Physical forcing of cyclonic phenomenon on water quality often exerts stress on marine and estuarine ecosystems due to their unpredictability. The post-cyclonic changes in phytoplankton biomass have been reported in the Bay of Bengal. In addition, cyclones also intensify physical processes resulting in entrainment of nutrient-rich water from deeper depths into surface leading to regional phytoplankton blooms.
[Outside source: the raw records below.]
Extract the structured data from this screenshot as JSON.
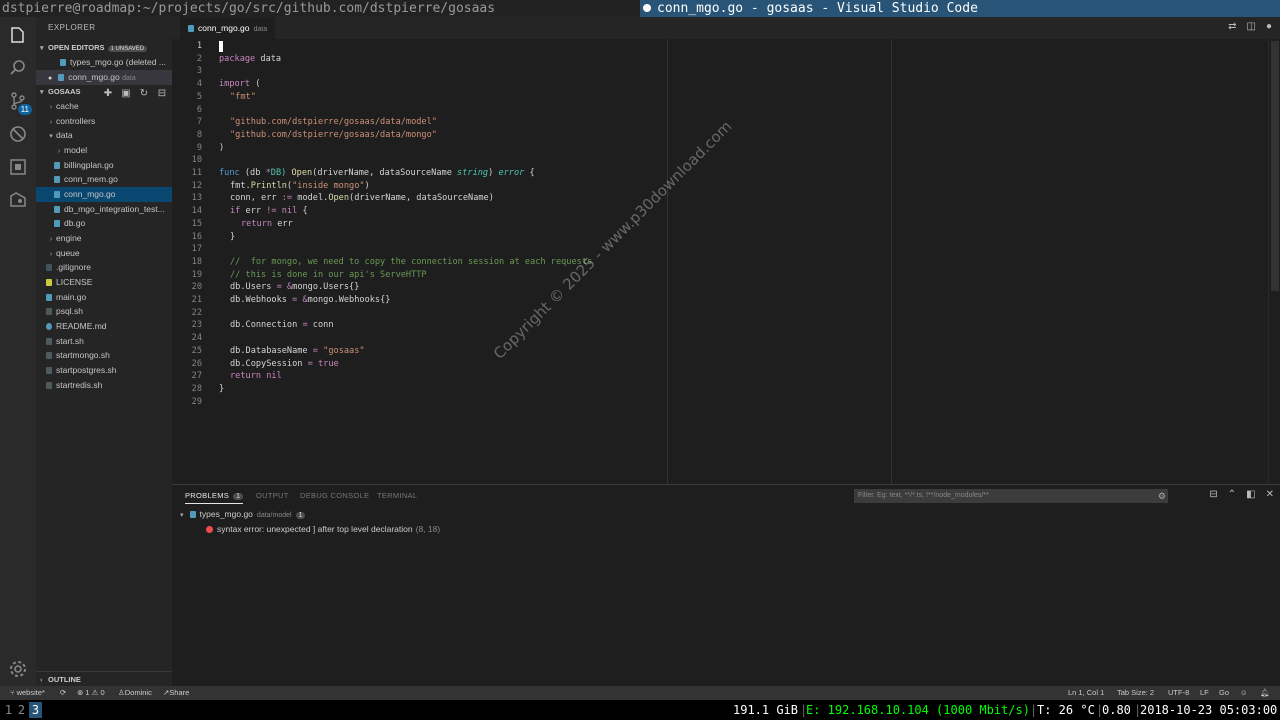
{
  "window": {
    "left_title": "dstpierre@roadmap:~/projects/go/src/github.com/dstpierre/gosaas",
    "right_title": "conn_mgo.go - gosaas - Visual Studio Code"
  },
  "activity": {
    "scm_badge": "11"
  },
  "sidebar": {
    "title": "EXPLORER",
    "open_editors": {
      "label": "OPEN EDITORS",
      "badge": "1 UNSAVED"
    },
    "open_files": [
      {
        "name": "types_mgo.go (deleted ...",
        "sub": ""
      },
      {
        "name": "conn_mgo.go",
        "sub": "data"
      }
    ],
    "project": "GOSAAS",
    "tree": [
      {
        "name": "cache",
        "kind": "folder"
      },
      {
        "name": "controllers",
        "kind": "folder"
      },
      {
        "name": "data",
        "kind": "folder-open"
      },
      {
        "name": "model",
        "kind": "folder"
      },
      {
        "name": "billingplan.go",
        "kind": "go"
      },
      {
        "name": "conn_mem.go",
        "kind": "go"
      },
      {
        "name": "conn_mgo.go",
        "kind": "go"
      },
      {
        "name": "db_mgo_integration_test...",
        "kind": "go"
      },
      {
        "name": "db.go",
        "kind": "go"
      },
      {
        "name": "engine",
        "kind": "folder"
      },
      {
        "name": "queue",
        "kind": "folder"
      },
      {
        "name": ".gitignore",
        "kind": "git"
      },
      {
        "name": "LICENSE",
        "kind": "lic"
      },
      {
        "name": "main.go",
        "kind": "go"
      },
      {
        "name": "psql.sh",
        "kind": "sh"
      },
      {
        "name": "README.md",
        "kind": "md"
      },
      {
        "name": "start.sh",
        "kind": "sh"
      },
      {
        "name": "startmongo.sh",
        "kind": "sh"
      },
      {
        "name": "startpostgres.sh",
        "kind": "sh"
      },
      {
        "name": "startredis.sh",
        "kind": "sh"
      }
    ],
    "outline": "OUTLINE"
  },
  "editor": {
    "tab": {
      "name": "conn_mgo.go",
      "sub": "data"
    },
    "lines": [
      "1",
      "2",
      "3",
      "4",
      "5",
      "6",
      "7",
      "8",
      "9",
      "10",
      "11",
      "12",
      "13",
      "14",
      "15",
      "16",
      "17",
      "18",
      "19",
      "20",
      "21",
      "22",
      "23",
      "24",
      "25",
      "26",
      "27",
      "28",
      "29"
    ],
    "code": {
      "l2a": "package",
      "l2b": " data",
      "l4a": "import",
      "l4b": " (",
      "l5": "\"fmt\"",
      "l7": "\"github.com/dstpierre/gosaas/data/model\"",
      "l8": "\"github.com/dstpierre/gosaas/data/mongo\"",
      "l9": ")",
      "l11a": "func",
      "l11b": " (db ",
      "l11c": "*",
      "l11d": "DB) ",
      "l11e": "Open",
      "l11f": "(driverName, dataSourceName ",
      "l11g": "string",
      "l11h": ") ",
      "l11i": "error",
      "l11j": " {",
      "l12a": "fmt.",
      "l12b": "Println",
      "l12c": "(",
      "l12d": "\"inside mongo\"",
      "l12e": ")",
      "l13a": "conn, err ",
      "l13b": ":=",
      "l13c": " model.",
      "l13d": "Open",
      "l13e": "(driverName, dataSourceName)",
      "l14a": "if",
      "l14b": " err ",
      "l14c": "!=",
      "l14d": " ",
      "l14e": "nil",
      "l14f": " {",
      "l15a": "return",
      "l15b": " err",
      "l16": "}",
      "l18": "//  for mongo, we need to copy the connection session at each requests",
      "l19": "// this is done in our api's ServeHTTP",
      "l20a": "db.Users ",
      "l20b": "=",
      "l20c": " ",
      "l20d": "&",
      "l20e": "mongo.Users{}",
      "l21a": "db.Webhooks ",
      "l21b": "=",
      "l21c": " ",
      "l21d": "&",
      "l21e": "mongo.Webhooks{}",
      "l23a": "db.Connection ",
      "l23b": "=",
      "l23c": " conn",
      "l25a": "db.DatabaseName ",
      "l25b": "=",
      "l25c": " ",
      "l25d": "\"gosaas\"",
      "l26a": "db.CopySession ",
      "l26b": "=",
      "l26c": " ",
      "l26d": "true",
      "l27a": "return",
      "l27b": " ",
      "l27c": "nil",
      "l28": "}"
    },
    "watermark": "Copyright © 2025 - www.p30download.com"
  },
  "panel": {
    "tabs": [
      "PROBLEMS",
      "OUTPUT",
      "DEBUG CONSOLE",
      "TERMINAL"
    ],
    "problems_count": "1",
    "filter_placeholder": "Filter. Eg: text, **/*.ts, !**/node_modules/**",
    "file": {
      "name": "types_mgo.go",
      "path": "data/model",
      "count": "1"
    },
    "error": {
      "message": "syntax error: unexpected ] after top level declaration",
      "loc": "(8, 18)"
    }
  },
  "statusbar": {
    "branch": "website*",
    "errors": "1",
    "warnings": "0",
    "user": "Dominic",
    "share": "Share",
    "position": "Ln 1, Col 1",
    "tabsize": "Tab Size: 2",
    "encoding": "UTF-8",
    "eol": "LF",
    "language": "Go"
  },
  "i3bar": {
    "workspaces": [
      "1",
      "2",
      "3"
    ],
    "disk": "191.1 GiB",
    "net": "E: 192.168.10.104 (1000 Mbit/s)",
    "temp": "T: 26 °C",
    "load": "0.80",
    "datetime": "2018-10-23 05:03:00"
  },
  "colors": {
    "accent": "#285577",
    "status_bg": "#333333",
    "editor_bg": "#1e1e1e"
  }
}
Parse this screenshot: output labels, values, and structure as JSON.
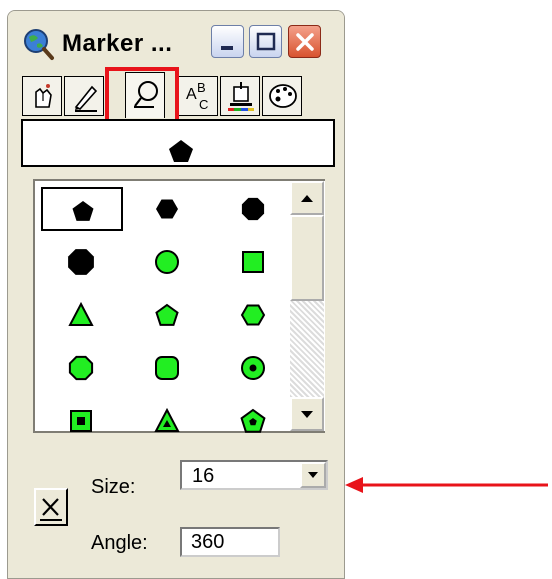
{
  "window": {
    "title": "Marker ...",
    "icon": "globe-magnifier-icon"
  },
  "titlebar_buttons": [
    "minimize-icon",
    "maximize-icon",
    "close-icon"
  ],
  "tabs": [
    {
      "icon": "pointer-edit-icon",
      "active": false
    },
    {
      "icon": "pencil-icon",
      "active": false
    },
    {
      "icon": "marker-icon",
      "active": true
    },
    {
      "icon": "text-abc-icon",
      "active": false
    },
    {
      "icon": "fill-bucket-icon",
      "active": false
    },
    {
      "icon": "palette-icon",
      "active": false
    }
  ],
  "preview": {
    "shape": "pentagon",
    "color": "#000000"
  },
  "markers": [
    {
      "shape": "pentagon",
      "fill": "#000000",
      "selected": true
    },
    {
      "shape": "hexagon",
      "fill": "#000000"
    },
    {
      "shape": "octagon",
      "fill": "#000000"
    },
    {
      "shape": "octagon-large",
      "fill": "#000000"
    },
    {
      "shape": "circle",
      "fill": "#22ee22"
    },
    {
      "shape": "square",
      "fill": "#22ee22"
    },
    {
      "shape": "triangle",
      "fill": "#22ee22"
    },
    {
      "shape": "pentagon",
      "fill": "#22ee22"
    },
    {
      "shape": "hexagon",
      "fill": "#22ee22"
    },
    {
      "shape": "octagon",
      "fill": "#22ee22"
    },
    {
      "shape": "rounded-square",
      "fill": "#22ee22"
    },
    {
      "shape": "circle-dot",
      "fill": "#22ee22"
    },
    {
      "shape": "square-dot",
      "fill": "#22ee22"
    },
    {
      "shape": "triangle-dot",
      "fill": "#22ee22"
    },
    {
      "shape": "pentagon-dot",
      "fill": "#22ee22"
    }
  ],
  "controls": {
    "size_label": "Size:",
    "size_value": "16",
    "angle_label": "Angle:",
    "angle_value": "360",
    "reset_icon": "x-reset-icon"
  },
  "colors": {
    "marker_green": "#22ee22",
    "highlight_red": "#e8131a",
    "window_bg": "#ece9d8"
  }
}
This study explores the uncertainty introduced in global assessments of coastal flood exposure and risk by not accounting for water level attenuation due to land–surface characteristics. We implement a range of plausible water level attenuation values in the flood module of the Dynamic Interactive Vulnerability Assessment (DIVA) modelling framework and assess the sensitivity of flood exposure and flood risk indicators to differences in attenuation rates. Results show a reduction of up to 47 % in area exposure and even larger reductions in population exposure and expected flood damages.